It is necessary to make the translation fit a particular number of characters.
Usually, the length of each line had to be no greater than the length of the original line. For instance, in English the Leaderboard title had a limit of 12 characters. It could have been translated to Russian as the usual ‘Список лидеров’ (14 characters), but we used ‘Лидеры’ (6 symbols) this time.
Translation of names
Localization of children’s applications does not usually cause any problems as they do not have much text and the skills that the child learns while playing are relatively simple. However, we did encounter some difficulties when translating the names in the game Smurfs Epic Run for Ubisoft, one of our most major clients.
Here, everything depends on whether the characters are new or not. If they are, then we either use transliteration or transcription or a literary translation if they are meaningful. If these characters have already appeared somewhere (in cartoons, in our case), we look for information on the Internet to find out the existing translation to keep consistent.
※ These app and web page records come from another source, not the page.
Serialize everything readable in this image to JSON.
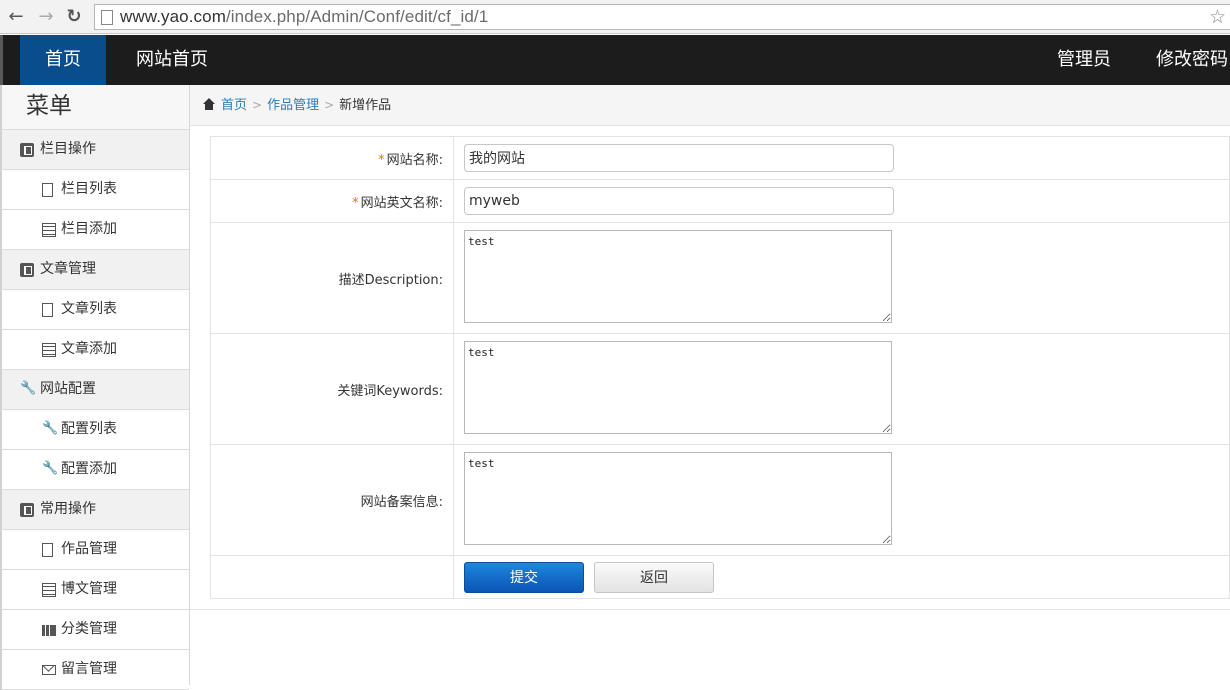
{
  "browser": {
    "url_host": "www.yao.com",
    "url_path": "/index.php/Admin/Conf/edit/cf_id/1"
  },
  "topnav": {
    "home": "首页",
    "site_home": "网站首页",
    "admin": "管理员",
    "change_password": "修改密码"
  },
  "sidebar": {
    "title": "菜单",
    "groups": [
      {
        "label": "栏目操作",
        "items": [
          "栏目列表",
          "栏目添加"
        ]
      },
      {
        "label": "文章管理",
        "items": [
          "文章列表",
          "文章添加"
        ]
      },
      {
        "label": "网站配置",
        "items": [
          "配置列表",
          "配置添加"
        ]
      },
      {
        "label": "常用操作",
        "items": [
          "作品管理",
          "博文管理",
          "分类管理",
          "留言管理"
        ]
      }
    ]
  },
  "breadcrumb": {
    "home": "首页",
    "section": "作品管理",
    "current": "新增作品"
  },
  "form": {
    "required_mark": "*",
    "site_name_label": "网站名称:",
    "site_name_value": "我的网站",
    "site_en_name_label": "网站英文名称:",
    "site_en_name_value": "myweb",
    "description_label": "描述Description:",
    "description_value": "test",
    "keywords_label": "关键词Keywords:",
    "keywords_value": "test",
    "icp_label": "网站备案信息:",
    "icp_value": "test",
    "submit_label": "提交",
    "back_label": "返回"
  }
}
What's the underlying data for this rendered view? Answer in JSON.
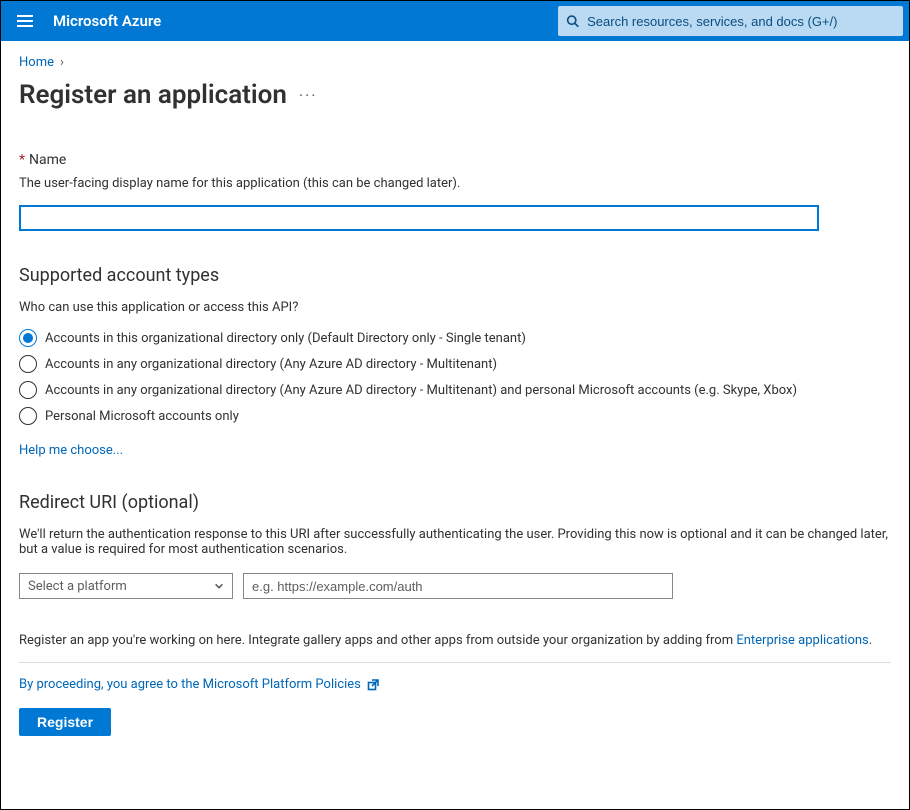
{
  "topbar": {
    "brand": "Microsoft Azure",
    "search_placeholder": "Search resources, services, and docs (G+/)"
  },
  "breadcrumb": {
    "home": "Home"
  },
  "page": {
    "title": "Register an application"
  },
  "name": {
    "label": "Name",
    "desc": "The user-facing display name for this application (this can be changed later).",
    "value": ""
  },
  "accounts": {
    "title": "Supported account types",
    "desc": "Who can use this application or access this API?",
    "options": [
      "Accounts in this organizational directory only (Default Directory only - Single tenant)",
      "Accounts in any organizational directory (Any Azure AD directory - Multitenant)",
      "Accounts in any organizational directory (Any Azure AD directory - Multitenant) and personal Microsoft accounts (e.g. Skype, Xbox)",
      "Personal Microsoft accounts only"
    ],
    "selected_index": 0,
    "help_link": "Help me choose..."
  },
  "redirect": {
    "title": "Redirect URI (optional)",
    "desc": "We'll return the authentication response to this URI after successfully authenticating the user. Providing this now is optional and it can be changed later, but a value is required for most authentication scenarios.",
    "platform_placeholder": "Select a platform",
    "uri_placeholder": "e.g. https://example.com/auth"
  },
  "note": {
    "prefix": "Register an app you're working on here. Integrate gallery apps and other apps from outside your organization by adding from ",
    "link": "Enterprise applications",
    "suffix": "."
  },
  "footer": {
    "agree": "By proceeding, you agree to the Microsoft Platform Policies",
    "register": "Register"
  }
}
When we translated smurf names we used encyclopedias of their world made by their fans. However, we sometimes came across names that did not yet have any translations in public sources. In these cases, we followed the general rule for the translation of Smurf names: the word ‘smurf’ is not used and the name describes the main feature of the character. In cases where it was appropriate, we also used diminutive suffixes.
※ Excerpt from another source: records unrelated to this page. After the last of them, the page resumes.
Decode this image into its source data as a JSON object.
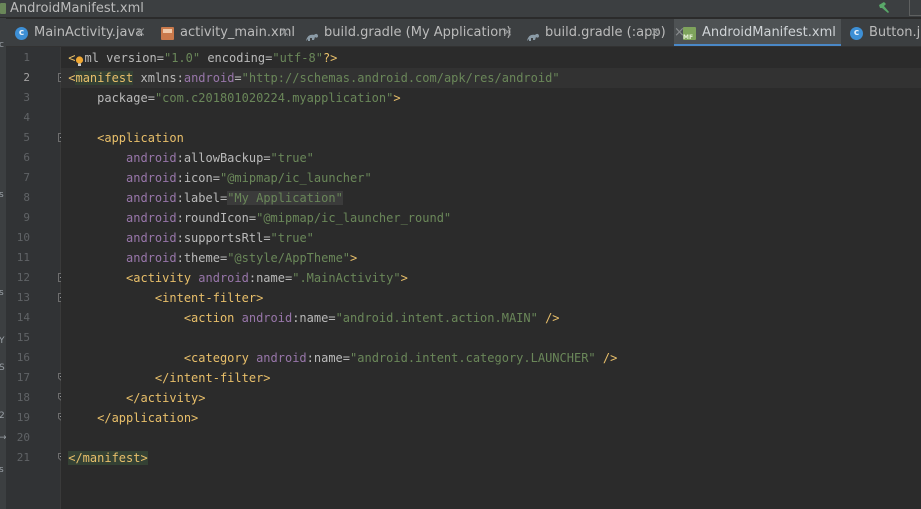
{
  "path_bar": {
    "file": "AndroidManifest.xml"
  },
  "side_strip": {
    "labels": [
      "c",
      "s",
      "s",
      "Y",
      "S",
      "2",
      "→",
      "s"
    ]
  },
  "tabs": [
    {
      "label": "MainActivity.java",
      "icon": "java-class-icon",
      "close": "×",
      "active": false
    },
    {
      "label": "activity_main.xml",
      "icon": "layout-xml-icon",
      "close": "×",
      "active": false
    },
    {
      "label": "build.gradle (My Application)",
      "icon": "gradle-icon",
      "close": "×",
      "active": false
    },
    {
      "label": "build.gradle (:app)",
      "icon": "gradle-icon",
      "close": "×",
      "active": false
    },
    {
      "label": "AndroidManifest.xml",
      "icon": "manifest-icon",
      "close": "×",
      "active": true
    },
    {
      "label": "Button.ja",
      "icon": "java-class-icon",
      "close": "",
      "active": false
    }
  ],
  "colors": {
    "tag": "#e8bf6a",
    "attribute": "#bababa",
    "namespace": "#9876aa",
    "string": "#6a8759",
    "text": "#a9b7c6",
    "active_tab_underline": "#4a88c7"
  },
  "editor": {
    "current_line": 2,
    "lines": [
      {
        "n": "1",
        "indent": "",
        "tokens": [
          {
            "t": "<",
            "c": "punc"
          },
          {
            "t": "?",
            "c": "bulb"
          },
          {
            "t": "ml ",
            "c": "attr"
          },
          {
            "t": "version",
            "c": "attr"
          },
          {
            "t": "=",
            "c": "attr"
          },
          {
            "t": "\"1.0\"",
            "c": "val"
          },
          {
            "t": " encoding",
            "c": "attr"
          },
          {
            "t": "=",
            "c": "attr"
          },
          {
            "t": "\"utf-8\"",
            "c": "val"
          },
          {
            "t": "?>",
            "c": "punc"
          }
        ]
      },
      {
        "n": "2",
        "indent": "",
        "tokens": [
          {
            "t": "<",
            "c": "punc"
          },
          {
            "t": "manifest",
            "c": "tag hl-tag"
          },
          {
            "t": " xmlns:",
            "c": "attr"
          },
          {
            "t": "android",
            "c": "ns"
          },
          {
            "t": "=",
            "c": "attr"
          },
          {
            "t": "\"http://schemas.android.com/apk/res/android\"",
            "c": "val"
          }
        ]
      },
      {
        "n": "3",
        "indent": "    ",
        "tokens": [
          {
            "t": "package",
            "c": "attr"
          },
          {
            "t": "=",
            "c": "attr"
          },
          {
            "t": "\"com.c201801020224.myapplication\"",
            "c": "val"
          },
          {
            "t": ">",
            "c": "punc"
          }
        ]
      },
      {
        "n": "4",
        "indent": "",
        "tokens": []
      },
      {
        "n": "5",
        "indent": "    ",
        "tokens": [
          {
            "t": "<application",
            "c": "tag"
          }
        ]
      },
      {
        "n": "6",
        "indent": "        ",
        "tokens": [
          {
            "t": "android",
            "c": "ns"
          },
          {
            "t": ":allowBackup",
            "c": "attr"
          },
          {
            "t": "=",
            "c": "attr"
          },
          {
            "t": "\"true\"",
            "c": "val"
          }
        ]
      },
      {
        "n": "7",
        "indent": "        ",
        "tokens": [
          {
            "t": "android",
            "c": "ns"
          },
          {
            "t": ":icon",
            "c": "attr"
          },
          {
            "t": "=",
            "c": "attr"
          },
          {
            "t": "\"@mipmap/ic_launcher\"",
            "c": "val"
          }
        ]
      },
      {
        "n": "8",
        "indent": "        ",
        "tokens": [
          {
            "t": "android",
            "c": "ns"
          },
          {
            "t": ":label",
            "c": "attr"
          },
          {
            "t": "=",
            "c": "attr"
          },
          {
            "t": "\"My Application\"",
            "c": "val hl-label"
          }
        ]
      },
      {
        "n": "9",
        "indent": "        ",
        "tokens": [
          {
            "t": "android",
            "c": "ns"
          },
          {
            "t": ":roundIcon",
            "c": "attr"
          },
          {
            "t": "=",
            "c": "attr"
          },
          {
            "t": "\"@mipmap/ic_launcher_round\"",
            "c": "val"
          }
        ]
      },
      {
        "n": "10",
        "indent": "        ",
        "tokens": [
          {
            "t": "android",
            "c": "ns"
          },
          {
            "t": ":supportsRtl",
            "c": "attr"
          },
          {
            "t": "=",
            "c": "attr"
          },
          {
            "t": "\"true\"",
            "c": "val"
          }
        ]
      },
      {
        "n": "11",
        "indent": "        ",
        "tokens": [
          {
            "t": "android",
            "c": "ns"
          },
          {
            "t": ":theme",
            "c": "attr"
          },
          {
            "t": "=",
            "c": "attr"
          },
          {
            "t": "\"@style/AppTheme\"",
            "c": "val"
          },
          {
            "t": ">",
            "c": "punc"
          }
        ]
      },
      {
        "n": "12",
        "indent": "        ",
        "tokens": [
          {
            "t": "<activity ",
            "c": "tag"
          },
          {
            "t": "android",
            "c": "ns"
          },
          {
            "t": ":name",
            "c": "attr"
          },
          {
            "t": "=",
            "c": "attr"
          },
          {
            "t": "\".MainActivity\"",
            "c": "val"
          },
          {
            "t": ">",
            "c": "punc"
          }
        ]
      },
      {
        "n": "13",
        "indent": "            ",
        "tokens": [
          {
            "t": "<intent-filter>",
            "c": "tag"
          }
        ]
      },
      {
        "n": "14",
        "indent": "                ",
        "tokens": [
          {
            "t": "<action ",
            "c": "tag"
          },
          {
            "t": "android",
            "c": "ns"
          },
          {
            "t": ":name",
            "c": "attr"
          },
          {
            "t": "=",
            "c": "attr"
          },
          {
            "t": "\"android.intent.action.MAIN\"",
            "c": "val"
          },
          {
            "t": " />",
            "c": "punc"
          }
        ]
      },
      {
        "n": "15",
        "indent": "",
        "tokens": []
      },
      {
        "n": "16",
        "indent": "                ",
        "tokens": [
          {
            "t": "<category ",
            "c": "tag"
          },
          {
            "t": "android",
            "c": "ns"
          },
          {
            "t": ":name",
            "c": "attr"
          },
          {
            "t": "=",
            "c": "attr"
          },
          {
            "t": "\"android.intent.category.LAUNCHER\"",
            "c": "val"
          },
          {
            "t": " />",
            "c": "punc"
          }
        ]
      },
      {
        "n": "17",
        "indent": "            ",
        "tokens": [
          {
            "t": "</intent-filter>",
            "c": "tag"
          }
        ]
      },
      {
        "n": "18",
        "indent": "        ",
        "tokens": [
          {
            "t": "</activity>",
            "c": "tag"
          }
        ]
      },
      {
        "n": "19",
        "indent": "    ",
        "tokens": [
          {
            "t": "</application>",
            "c": "tag"
          }
        ]
      },
      {
        "n": "20",
        "indent": "",
        "tokens": []
      },
      {
        "n": "21",
        "indent": "",
        "tokens": [
          {
            "t": "</manifest>",
            "c": "tag hl-tag"
          }
        ]
      }
    ],
    "folds": [
      {
        "line": "2",
        "kind": "open"
      },
      {
        "line": "5",
        "kind": "open"
      },
      {
        "line": "12",
        "kind": "open"
      },
      {
        "line": "13",
        "kind": "open"
      },
      {
        "line": "17",
        "kind": "close"
      },
      {
        "line": "18",
        "kind": "close"
      },
      {
        "line": "19",
        "kind": "close"
      },
      {
        "line": "21",
        "kind": "close"
      }
    ]
  }
}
Translation of fairy tales
As we already mentioned above, we translate fairy tales as well as applications. Another project for pre-school and young school children that were involved in was providing voice-overs for books written by Anna Solnechnaya (Sunny Anny): ‘The Furry Story. Rainbow Colored Rains’ and ‘The Furry Story. Mystery of Moon-forest’s Tower’.
The language used in a fairy tale should not be too literary and difficult to understand. We tried to make the text so that it would be easy for a child to understand and so that it would sound good. This is especially important for a piece of literature that parents will read to their child to send them to sleep.
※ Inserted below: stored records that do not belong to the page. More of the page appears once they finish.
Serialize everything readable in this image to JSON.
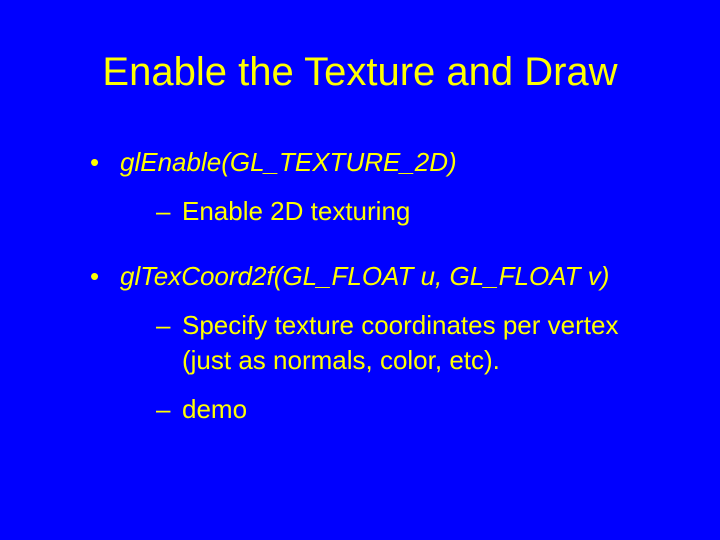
{
  "slide": {
    "title": "Enable the Texture and Draw",
    "bullets": [
      {
        "text_html": "<span class=\"italic\">glEnable(GL_TEXTURE_2D)</span>",
        "sub": [
          "Enable 2D texturing"
        ]
      },
      {
        "text_html": "<span class=\"italic\">glTexCoord2f(GL_FLOAT u, GL_FLOAT v)</span>",
        "sub": [
          "Specify texture coordinates per vertex (just as normals, color, etc).",
          "demo"
        ]
      }
    ]
  },
  "colors": {
    "background": "#0000ff",
    "text": "#ffff00"
  }
}
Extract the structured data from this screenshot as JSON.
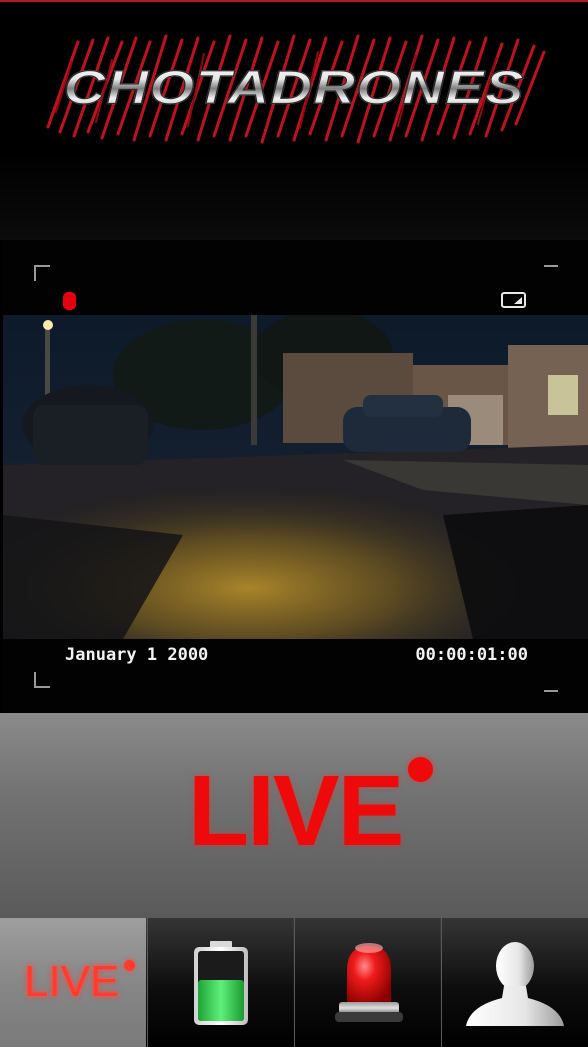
{
  "app": {
    "logo_text": "CHOTADRONES"
  },
  "camera": {
    "date": "January 1 2000",
    "timecode": "00:00:01:00",
    "recording_indicator": "red-dot",
    "battery_icon": "battery-icon"
  },
  "status": {
    "live_label": "LIVE"
  },
  "tabbar": {
    "tabs": [
      {
        "id": "live",
        "label": "LIVE",
        "icon": "live-icon",
        "active": true
      },
      {
        "id": "battery",
        "label": "",
        "icon": "battery-icon",
        "active": false
      },
      {
        "id": "alarm",
        "label": "",
        "icon": "siren-icon",
        "active": false
      },
      {
        "id": "profile",
        "label": "",
        "icon": "user-icon",
        "active": false
      }
    ]
  },
  "colors": {
    "accent_red": "#ee0a0a",
    "battery_green": "#2fd14a",
    "background": "#000000"
  }
}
We used Participle I and II as little as possible in the translation and tried to avoid overloading the text with tense agreements. We also tried to use simple words. For example, the Russian word ‘спячка’ is usually translated as ‘hibernation’. But it is more suitable for a documentary or science fiction film. We used the word ‘sleep’ instead. Special attention was paid to conveying plays on words and fixed phrases. This was due to the genre of the work and the age of the audience.
When we translated the things said by дядя Улей (Uncle Buzz), who is one of the main characters in the book and who looks like a bee, we added buzzing sounds to his speech to make him sound like one too. Our client supported this choice.
Everyone keeps complaining that my dezzzzerts are always the same.
‘Дядя Улей‘ was also sometimes abbreviated to ‘Дядя У’. When this is translated into English, Uncle B sounds like Uncle Bee. We decided that this was very appropriate, as the target audience could already understand plays on words.
Prince Charming’s Pulsating Love Sword
English to Russian and vice versa is not the only language pair that our company works in. One of these projects was the German language online browser game Wickie Online, which was based on a popular cartoon.
Concept art from Wickie Online
Imagine what we felt when we came across two swords in the game: Prinz Charmings pulsierendes Liebesschwert and Prinz Charmings geöltes Liebesschwert. Their literal translation is the ‘Prince Charming’s Pulsating Love Sword’ and the ‘Prince Charming’s Oiled Sword’ (this could also be translated as ‘Lubricated’ sword, which is no better). After a short brainstorm, we came to the conclusion that if there are two of them, then one sword must be the main one and the other one must be a spare one (if the prince had not got the ‘dual wielding’ ability). This is the way that the less original, but far safer sounding versions of ‘Prince Charming’s Favorite Sword’ and Prince Charming’s Spare Sword were born.
These were a few interesting moments from the life of children’s app localizers. There are actually far more of these peculiarities, and a lot more projects that we work on, but that is a story for another time.